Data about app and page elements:
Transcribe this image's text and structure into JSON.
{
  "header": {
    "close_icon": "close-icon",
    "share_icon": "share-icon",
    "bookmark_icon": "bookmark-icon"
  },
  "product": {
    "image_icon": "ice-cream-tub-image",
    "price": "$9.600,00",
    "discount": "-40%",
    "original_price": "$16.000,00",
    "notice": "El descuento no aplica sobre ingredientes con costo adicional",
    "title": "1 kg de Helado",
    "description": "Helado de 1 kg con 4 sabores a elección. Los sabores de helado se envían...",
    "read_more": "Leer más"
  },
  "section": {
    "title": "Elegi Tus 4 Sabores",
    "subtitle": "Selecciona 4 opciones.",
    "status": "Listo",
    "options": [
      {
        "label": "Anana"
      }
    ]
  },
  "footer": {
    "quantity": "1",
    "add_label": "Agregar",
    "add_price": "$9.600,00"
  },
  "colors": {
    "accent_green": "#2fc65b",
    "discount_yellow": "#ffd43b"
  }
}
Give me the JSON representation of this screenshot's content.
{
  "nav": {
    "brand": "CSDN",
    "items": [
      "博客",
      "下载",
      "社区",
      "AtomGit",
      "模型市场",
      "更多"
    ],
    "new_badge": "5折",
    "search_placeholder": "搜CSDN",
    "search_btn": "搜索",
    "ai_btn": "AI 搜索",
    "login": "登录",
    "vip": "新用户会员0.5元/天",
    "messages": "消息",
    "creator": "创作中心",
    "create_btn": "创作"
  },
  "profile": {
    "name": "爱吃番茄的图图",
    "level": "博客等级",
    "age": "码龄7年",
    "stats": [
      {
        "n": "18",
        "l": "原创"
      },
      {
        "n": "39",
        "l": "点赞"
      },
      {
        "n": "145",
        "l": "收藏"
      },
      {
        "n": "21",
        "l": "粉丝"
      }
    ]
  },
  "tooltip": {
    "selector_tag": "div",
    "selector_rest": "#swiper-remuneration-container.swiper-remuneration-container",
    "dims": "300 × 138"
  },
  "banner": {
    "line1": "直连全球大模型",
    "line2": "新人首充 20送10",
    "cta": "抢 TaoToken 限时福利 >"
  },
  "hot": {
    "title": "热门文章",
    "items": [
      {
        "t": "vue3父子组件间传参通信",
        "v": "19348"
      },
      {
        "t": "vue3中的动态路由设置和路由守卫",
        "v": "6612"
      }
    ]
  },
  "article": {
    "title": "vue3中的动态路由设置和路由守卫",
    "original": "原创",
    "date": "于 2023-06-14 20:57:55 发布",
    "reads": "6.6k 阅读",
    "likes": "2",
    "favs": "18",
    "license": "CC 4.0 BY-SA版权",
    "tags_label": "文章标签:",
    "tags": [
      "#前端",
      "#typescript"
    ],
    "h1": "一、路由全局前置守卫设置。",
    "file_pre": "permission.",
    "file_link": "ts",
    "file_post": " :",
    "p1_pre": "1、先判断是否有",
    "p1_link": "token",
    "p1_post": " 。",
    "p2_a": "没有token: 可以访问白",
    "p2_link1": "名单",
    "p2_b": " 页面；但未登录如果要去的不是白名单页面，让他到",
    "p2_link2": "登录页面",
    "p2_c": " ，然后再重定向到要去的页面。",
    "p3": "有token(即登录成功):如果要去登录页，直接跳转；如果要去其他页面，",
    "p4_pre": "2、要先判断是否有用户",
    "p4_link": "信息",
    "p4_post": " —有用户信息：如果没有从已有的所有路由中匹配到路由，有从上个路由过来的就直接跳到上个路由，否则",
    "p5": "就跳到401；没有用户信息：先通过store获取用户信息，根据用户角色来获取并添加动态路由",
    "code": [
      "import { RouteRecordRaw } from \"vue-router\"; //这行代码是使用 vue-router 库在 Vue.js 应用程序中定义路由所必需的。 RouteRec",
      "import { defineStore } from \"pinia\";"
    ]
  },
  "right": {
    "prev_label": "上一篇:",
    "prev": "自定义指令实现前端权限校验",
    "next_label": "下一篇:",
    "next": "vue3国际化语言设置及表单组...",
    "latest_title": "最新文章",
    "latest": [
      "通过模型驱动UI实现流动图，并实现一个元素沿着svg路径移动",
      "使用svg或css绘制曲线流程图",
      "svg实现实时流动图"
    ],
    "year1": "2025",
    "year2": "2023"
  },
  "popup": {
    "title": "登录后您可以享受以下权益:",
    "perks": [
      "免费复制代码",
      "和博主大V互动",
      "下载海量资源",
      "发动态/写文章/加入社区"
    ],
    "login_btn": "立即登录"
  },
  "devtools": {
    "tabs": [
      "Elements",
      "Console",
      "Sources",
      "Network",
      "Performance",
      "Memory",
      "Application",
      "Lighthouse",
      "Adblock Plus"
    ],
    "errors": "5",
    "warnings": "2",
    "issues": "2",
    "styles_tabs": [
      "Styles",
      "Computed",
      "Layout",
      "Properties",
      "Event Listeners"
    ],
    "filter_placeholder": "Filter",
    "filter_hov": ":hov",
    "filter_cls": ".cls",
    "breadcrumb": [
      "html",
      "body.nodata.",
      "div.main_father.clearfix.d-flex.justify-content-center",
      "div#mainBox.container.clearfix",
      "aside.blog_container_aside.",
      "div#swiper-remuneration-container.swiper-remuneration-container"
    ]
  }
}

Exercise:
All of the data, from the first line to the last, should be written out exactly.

Task output:
Transcribe this image's text and structure into JSON.
{
  "header": {
    "close_icon": "close-icon",
    "share_icon": "share-icon",
    "bookmark_icon": "bookmark-icon"
  },
  "product": {
    "image_icon": "ice-cream-tub-image",
    "price": "$9.600,00",
    "discount": "-40%",
    "original_price": "$16.000,00",
    "notice": "El descuento no aplica sobre ingredientes con costo adicional",
    "title": "1 kg de Helado",
    "description": "Helado de 1 kg con 4 sabores a elección. Los sabores de helado se envían...",
    "read_more": "Leer más"
  },
  "section": {
    "title": "Elegi Tus 4 Sabores",
    "subtitle": "Selecciona 4 opciones.",
    "status": "Listo",
    "options": [
      {
        "label": "Anana"
      }
    ]
  },
  "footer": {
    "quantity": "1",
    "add_label": "Agregar",
    "add_price": "$9.600,00"
  },
  "colors": {
    "accent_green": "#2fc65b",
    "discount_yellow": "#ffd43b"
  }
}
Give me the JSON representation of this screenshot's content.
{
  "nav": {
    "brand": "CSDN",
    "items": [
      "博客",
      "下载",
      "社区",
      "AtomGit",
      "模型市场",
      "更多"
    ],
    "new_badge": "5折",
    "search_placeholder": "搜CSDN",
    "search_btn": "搜索",
    "ai_btn": "AI 搜索",
    "login": "登录",
    "vip": "新用户会员0.5元/天",
    "messages": "消息",
    "creator": "创作中心",
    "create_btn": "创作"
  },
  "profile": {
    "name": "爱吃番茄的图图",
    "level": "博客等级",
    "age": "码龄7年",
    "stats": [
      {
        "n": "18",
        "l": "原创"
      },
      {
        "n": "39",
        "l": "点赞"
      },
      {
        "n": "145",
        "l": "收藏"
      },
      {
        "n": "21",
        "l": "粉丝"
      }
    ]
  },
  "tooltip": {
    "selector_tag": "div",
    "selector_rest": "#swiper-remuneration-container.swiper-remuneration-container",
    "dims": "300 × 138"
  },
  "banner": {
    "line1": "直连全球大模型",
    "line2": "新人首充 20送10",
    "cta": "抢 TaoToken 限时福利 >"
  },
  "hot": {
    "title": "热门文章",
    "items": [
      {
        "t": "vue3父子组件间传参通信",
        "v": "19348"
      },
      {
        "t": "vue3中的动态路由设置和路由守卫",
        "v": "6612"
      }
    ]
  },
  "article": {
    "title": "vue3中的动态路由设置和路由守卫",
    "original": "原创",
    "date": "于 2023-06-14 20:57:55 发布",
    "reads": "6.6k 阅读",
    "likes": "2",
    "favs": "18",
    "license": "CC 4.0 BY-SA版权",
    "tags_label": "文章标签:",
    "tags": [
      "#前端",
      "#typescript"
    ],
    "h1": "一、路由全局前置守卫设置。",
    "file_pre": "permission.",
    "file_link": "ts",
    "file_post": " :",
    "p1_pre": "1、先判断是否有",
    "p1_link": "token",
    "p1_post": " 。",
    "p2_a": "没有token: 可以访问白",
    "p2_link1": "名单",
    "p2_b": " 页面；但未登录如果要去的不是白名单页面，让他到",
    "p2_link2": "登录页面",
    "p2_c": " ，然后再重定向到要去的页面。",
    "p3": "有token(即登录成功):如果要去登录页，直接跳转；如果要去其他页面，",
    "p4_pre": "2、要先判断是否有用户",
    "p4_link": "信息",
    "p4_post": " —有用户信息：如果没有从已有的所有路由中匹配到路由，有从上个路由过来的就直接跳到上个路由，否则",
    "p5": "就跳到401；没有用户信息：先通过store获取用户信息，根据用户角色来获取并添加动态路由",
    "code": [
      "import { RouteRecordRaw } from \"vue-router\"; //这行代码是使用 vue-router 库在 Vue.js 应用程序中定义路由所必需的。 RouteRec",
      "import { defineStore } from \"pinia\";"
    ]
  },
  "right": {
    "prev_label": "上一篇:",
    "prev": "自定义指令实现前端权限校验",
    "next_label": "下一篇:",
    "next": "vue3国际化语言设置及表单组...",
    "latest_title": "最新文章",
    "latest": [
      "通过模型驱动UI实现流动图，并实现一个元素沿着svg路径移动",
      "使用svg或css绘制曲线流程图",
      "svg实现实时流动图"
    ],
    "year1": "2025",
    "year2": "2023"
  },
  "popup": {
    "title": "登录后您可以享受以下权益:",
    "perks": [
      "免费复制代码",
      "和博主大V互动",
      "下载海量资源",
      "发动态/写文章/加入社区"
    ],
    "login_btn": "立即登录"
  },
  "devtools": {
    "tabs": [
      "Elements",
      "Console",
      "Sources",
      "Network",
      "Performance",
      "Memory",
      "Application",
      "Lighthouse",
      "Adblock Plus"
    ],
    "errors": "5",
    "warnings": "2",
    "issues": "2",
    "styles_tabs": [
      "Styles",
      "Computed",
      "Layout",
      "Properties",
      "Event Listeners"
    ],
    "filter_placeholder": "Filter",
    "filter_hov": ":hov",
    "filter_cls": ".cls",
    "breadcrumb": [
      "html",
      "body.nodata.",
      "div.main_father.clearfix.d-flex.justify-content-center",
      "div#mainBox.container.clearfix",
      "aside.blog_container_aside.",
      "div#swiper-remuneration-container.swiper-remuneration-container"
    ]
  }
}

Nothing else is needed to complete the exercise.